The public health system is continually being challenged by recurrent and unexpected disease outbreaks and is facing the challenge of managing health consequences of natural and human made disasters, emergencies, crisis and conflicts. These problems continue to disrupt the health care system, and successful detection and response to these challenges is becoming increasingly complicated.

Public health emergency management (PHEM) is the process of anticipating, preventing, preparing for, detecting, responding to, controlling and recovering from consequences of public health threats in order that health and economic impacts are minimised.Untitled-1.jpg

Investigations of diseases are now more complex in nature than they were in the past because of a variety of new pathogens, risk factors and outbreaks, which cross jurisdictions and national boundaries—often raising political and economic concerns. The ability to quickly recognize and respond to widely dispersed disease outbreaks is a challenge to the public health system, particularly in an era of increasing natural disaster, global population mobility, emergence of new infectious agents and the wide distribution of manufactured foods.

The PHEM process was designed in 2009 based on Ministry of Health’s initiative to re-design the overall health system. PHEM identified diseases and other public health emergencies to be included into the national surveillance system. The current surveillance system targets diseases, which are either weekly reportable or immediately reportable. This is based on whether a given disease is epidemic potential, or set to be eradicated or eliminated, or a major causes of morbidity and mortality; or if it is required to be reported internationally. Although it is a success by itself to have such a system, the challenges listed above require that we build a vibrant public health system which can effectively and efficiently deal with the ever growing problems of diseases outbreaks, nutritional emergencies and health consequences of natural and human made disasters.



Intro to AFP Surveillance_Ethiopia GIS_rev2          Click Here To Download

Malaria Guidelines Ethiopia 3rd ed 2012   Click Here To Download 

Measles outbreak response vaccination guideline   Click Here To Download  

Meningitis Guideline_WHO  Click Here To Download 

Meningomeningitis management Click Here To Download 

MNT Surveillance Manual Ethiopia Click Here To Download 

National Cholera guideline 2011 ETH Click Here To Download 

National Measels Guideline Final 01 July 2012  Click Here To Download 

NEW AFP guideline finalII April 2006  Click Here To Download 

PHEM guideline-final April 2012  Click Here To Download 

Qajeelfama Taaskifoorsii Hojii Ittisa fi To'annoo AWD Click Here To Download  

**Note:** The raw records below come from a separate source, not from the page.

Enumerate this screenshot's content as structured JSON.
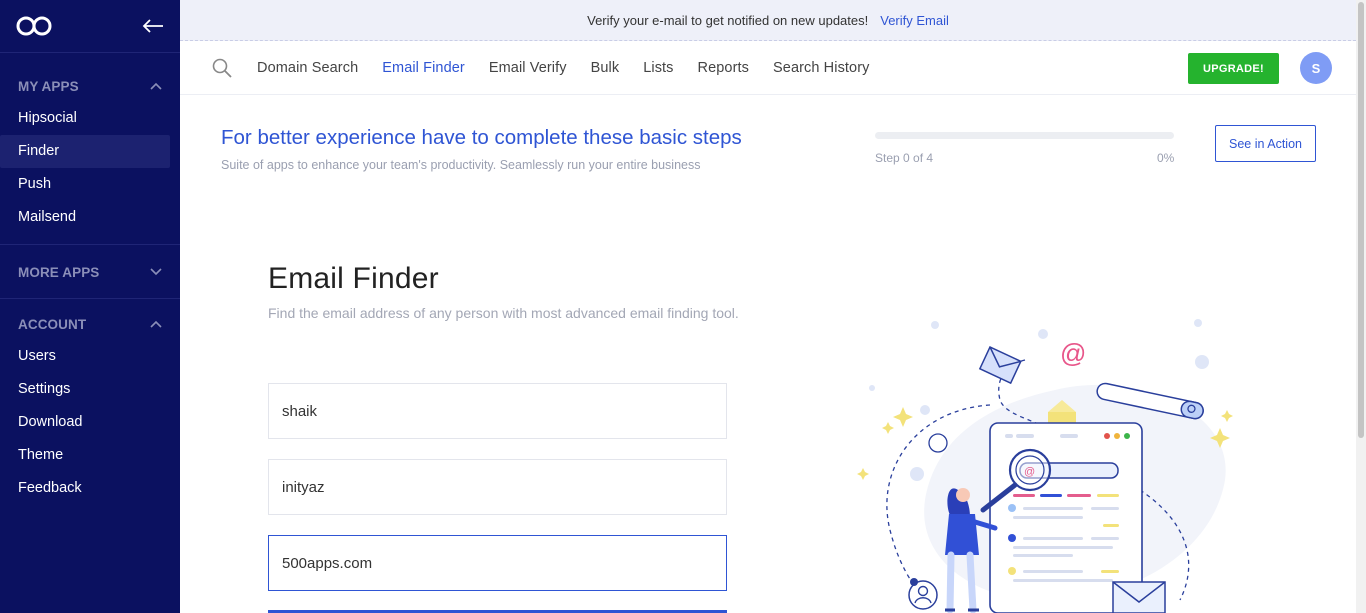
{
  "sidebar": {
    "my_apps_label": "MY APPS",
    "my_apps": [
      {
        "label": "Hipsocial"
      },
      {
        "label": "Finder"
      },
      {
        "label": "Push"
      },
      {
        "label": "Mailsend"
      }
    ],
    "more_apps_label": "MORE APPS",
    "account_label": "ACCOUNT",
    "account_items": [
      {
        "label": "Users"
      },
      {
        "label": "Settings"
      },
      {
        "label": "Download"
      },
      {
        "label": "Theme"
      },
      {
        "label": "Feedback"
      }
    ],
    "active_item": "Finder"
  },
  "banner": {
    "text": "Verify your e-mail to get notified on new updates!",
    "link": "Verify Email"
  },
  "topnav": {
    "tabs": [
      {
        "label": "Domain Search"
      },
      {
        "label": "Email Finder"
      },
      {
        "label": "Email Verify"
      },
      {
        "label": "Bulk"
      },
      {
        "label": "Lists"
      },
      {
        "label": "Reports"
      },
      {
        "label": "Search History"
      }
    ],
    "active_tab": "Email Finder",
    "upgrade_label": "UPGRADE!",
    "avatar_initial": "S"
  },
  "steps": {
    "title": "For better experience have to complete these basic steps",
    "subtitle": "Suite of apps to enhance your team's productivity. Seamlessly run your entire business",
    "progress_text": "Step 0 of 4",
    "progress_percent": "0%",
    "progress_value": 0,
    "see_action_label": "See in Action"
  },
  "finder": {
    "title": "Email Finder",
    "subtitle": "Find the email address of any person with most advanced email finding tool.",
    "first_name": "shaik",
    "last_name": "inityaz",
    "domain": "500apps.com"
  },
  "colors": {
    "sidebar_bg": "#0b1160",
    "accent": "#2f55d4",
    "upgrade": "#25b32e",
    "avatar": "#7f9cf5"
  }
}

SAM guideline final March 2007 Click Here To Download 

Standard operation for outbreak MM Click Here To Download


List of immidiatly and weekly reported diseases  Click Here To Download 

Standard Case Definition of Immediately and Weekly Report  Click Here To Download 

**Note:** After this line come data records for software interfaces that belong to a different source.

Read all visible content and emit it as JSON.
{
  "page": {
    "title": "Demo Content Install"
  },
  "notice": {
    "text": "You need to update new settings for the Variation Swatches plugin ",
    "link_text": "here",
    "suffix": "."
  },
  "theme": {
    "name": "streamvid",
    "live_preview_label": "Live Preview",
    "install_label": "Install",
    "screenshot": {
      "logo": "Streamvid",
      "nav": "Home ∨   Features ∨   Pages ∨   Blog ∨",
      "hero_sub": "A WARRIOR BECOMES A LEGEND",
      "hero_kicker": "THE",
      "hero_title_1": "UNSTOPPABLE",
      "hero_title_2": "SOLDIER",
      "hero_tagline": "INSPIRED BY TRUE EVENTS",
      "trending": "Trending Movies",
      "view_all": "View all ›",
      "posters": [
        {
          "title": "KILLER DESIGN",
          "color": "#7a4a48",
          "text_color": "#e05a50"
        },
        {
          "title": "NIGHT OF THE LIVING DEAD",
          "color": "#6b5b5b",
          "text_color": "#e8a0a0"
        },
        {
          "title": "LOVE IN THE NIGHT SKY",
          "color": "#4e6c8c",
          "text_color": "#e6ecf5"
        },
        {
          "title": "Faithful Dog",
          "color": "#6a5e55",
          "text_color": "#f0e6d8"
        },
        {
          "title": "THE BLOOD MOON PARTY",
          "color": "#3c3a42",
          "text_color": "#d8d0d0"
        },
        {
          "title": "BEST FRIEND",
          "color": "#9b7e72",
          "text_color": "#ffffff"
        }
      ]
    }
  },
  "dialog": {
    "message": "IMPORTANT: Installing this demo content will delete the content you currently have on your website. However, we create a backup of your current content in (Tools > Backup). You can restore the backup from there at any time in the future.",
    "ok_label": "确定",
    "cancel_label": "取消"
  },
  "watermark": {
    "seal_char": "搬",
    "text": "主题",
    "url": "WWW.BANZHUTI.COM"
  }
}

Community Case Definitions of Immediately and Weekly Report  Click Here To Download 

Daily Epidemic Reporting Format for Woreda Click Here To Download

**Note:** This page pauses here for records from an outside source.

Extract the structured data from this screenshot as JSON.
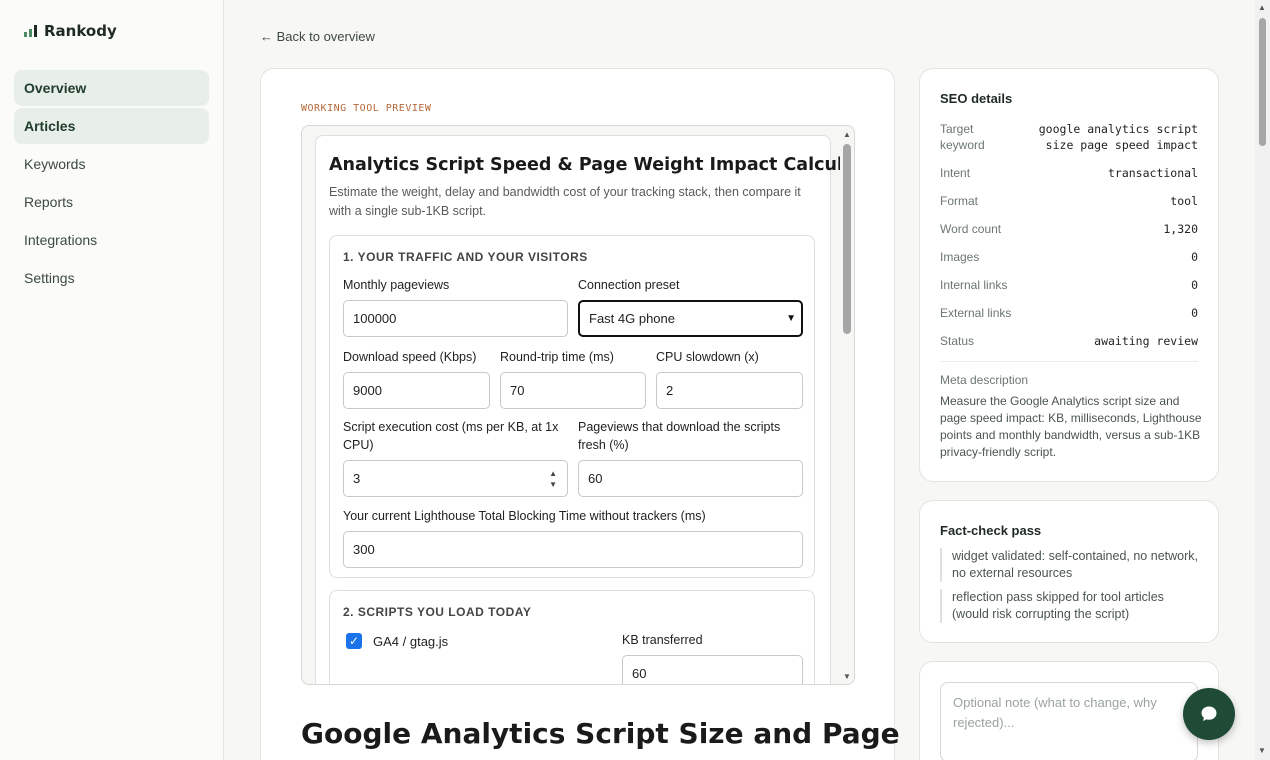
{
  "app": {
    "name": "Rankody"
  },
  "sidebar": {
    "items": [
      {
        "label": "Overview",
        "active": true
      },
      {
        "label": "Articles",
        "active": true
      },
      {
        "label": "Keywords",
        "active": false
      },
      {
        "label": "Reports",
        "active": false
      },
      {
        "label": "Integrations",
        "active": false
      },
      {
        "label": "Settings",
        "active": false
      }
    ]
  },
  "main": {
    "back_link": "← Back to overview",
    "eyebrow": "WORKING TOOL PREVIEW",
    "article_title": "Google Analytics Script Size and Page",
    "tool": {
      "title": "Analytics Script Speed & Page Weight Impact Calculator",
      "description": "Estimate the weight, delay and bandwidth cost of your tracking stack, then compare it with a single sub-1KB script.",
      "section1": {
        "title": "1. YOUR TRAFFIC AND YOUR VISITORS",
        "monthly_pageviews": {
          "label": "Monthly pageviews",
          "value": "100000"
        },
        "connection_preset": {
          "label": "Connection preset",
          "value": "Fast 4G phone"
        },
        "download_speed": {
          "label": "Download speed (Kbps)",
          "value": "9000"
        },
        "rtt": {
          "label": "Round-trip time (ms)",
          "value": "70"
        },
        "cpu_slowdown": {
          "label": "CPU slowdown (x)",
          "value": "2"
        },
        "script_exec": {
          "label": "Script execution cost (ms per KB, at 1x CPU)",
          "value": "3"
        },
        "fresh_pct": {
          "label": "Pageviews that download the scripts fresh (%)",
          "value": "60"
        },
        "tbt": {
          "label": "Your current Lighthouse Total Blocking Time without trackers (ms)",
          "value": "300"
        }
      },
      "section2": {
        "title": "2. SCRIPTS YOU LOAD TODAY",
        "script1": {
          "name": "GA4 / gtag.js",
          "checked": true,
          "kb_label": "KB transferred",
          "kb_value": "60"
        }
      }
    }
  },
  "seo": {
    "title": "SEO details",
    "rows": [
      {
        "key": "Target keyword",
        "value": "google analytics script size page speed impact"
      },
      {
        "key": "Intent",
        "value": "transactional"
      },
      {
        "key": "Format",
        "value": "tool"
      },
      {
        "key": "Word count",
        "value": "1,320"
      },
      {
        "key": "Images",
        "value": "0"
      },
      {
        "key": "Internal links",
        "value": "0"
      },
      {
        "key": "External links",
        "value": "0"
      },
      {
        "key": "Status",
        "value": "awaiting review"
      }
    ],
    "meta_label": "Meta description",
    "meta_text": "Measure the Google Analytics script size and page speed impact: KB, milliseconds, Lighthouse points and monthly bandwidth, versus a sub-1KB privacy-friendly script."
  },
  "factcheck": {
    "title": "Fact-check pass",
    "items": [
      "widget validated: self-contained, no network, no external resources",
      "reflection pass skipped for tool articles (would risk corrupting the script)"
    ]
  },
  "note": {
    "placeholder": "Optional note (what to change, why rejected)..."
  },
  "colors": {
    "accent": "#1f4a36",
    "active_nav": "#e8efe9",
    "eyebrow": "#b4683a",
    "checkbox": "#1a73e8"
  }
}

Daily Epidemic Reporting Format for Regions Click Here To Download 

Case based Reporting Format  Click Here To Download 

AFP case investigation form  Click Here To Download 

GW case based reporting format Click Here To Download 

Influenza case based reporting format  Click Here To Download 

Case based Laboratory Reporting Format  Click Here To Download 

Weekly Reporting FormClick Here To Download 

Weekly Reporting Form_HEW Click Here To Download 

Line List Click Here To Download 

Line list for Guinea Worm Click Here To Download 

Rumour log book  of Suspected Epidemics Click Here To Download 

NNT additional format Click Here To Download 


The major public health risks identified in the Ethiopian health system from high priority to low priority are: -

  • Epidemics of communicable disease
  • Drought conditions with malnutrition
  • Food contamination
  • Flood
  • Pandemic Influenza
  • Diseases that affect people during conflicts and in displaced populations
  • Accidents including chemical spills
  • Earthquake, volcanic eruptions
  • Bioterrorism
  • Immediately Reportable Diseases

    Weekly Reportable Diseases

    1. Acute Flaccid Paralysis

    14. Dysentery

    2. Anthrax

    15. Malaria

    3. Avian Human Influenza

    16. Meningococcal Meningitis

    4. Cholera

    17. Relapsing fever

    5. Dracunculiasis / Guinea worm

    18. Severe Malnutrition


    19. Typhoid fever

    7. NNT

    20. Typhus

    8. Pandemic Influenza A

    21. Maternal Death Surveillance and Response (MDSR)

    9. Rabies


    10. Smallpox


    11. SARS


    12. VHF

    13. Yellow fiver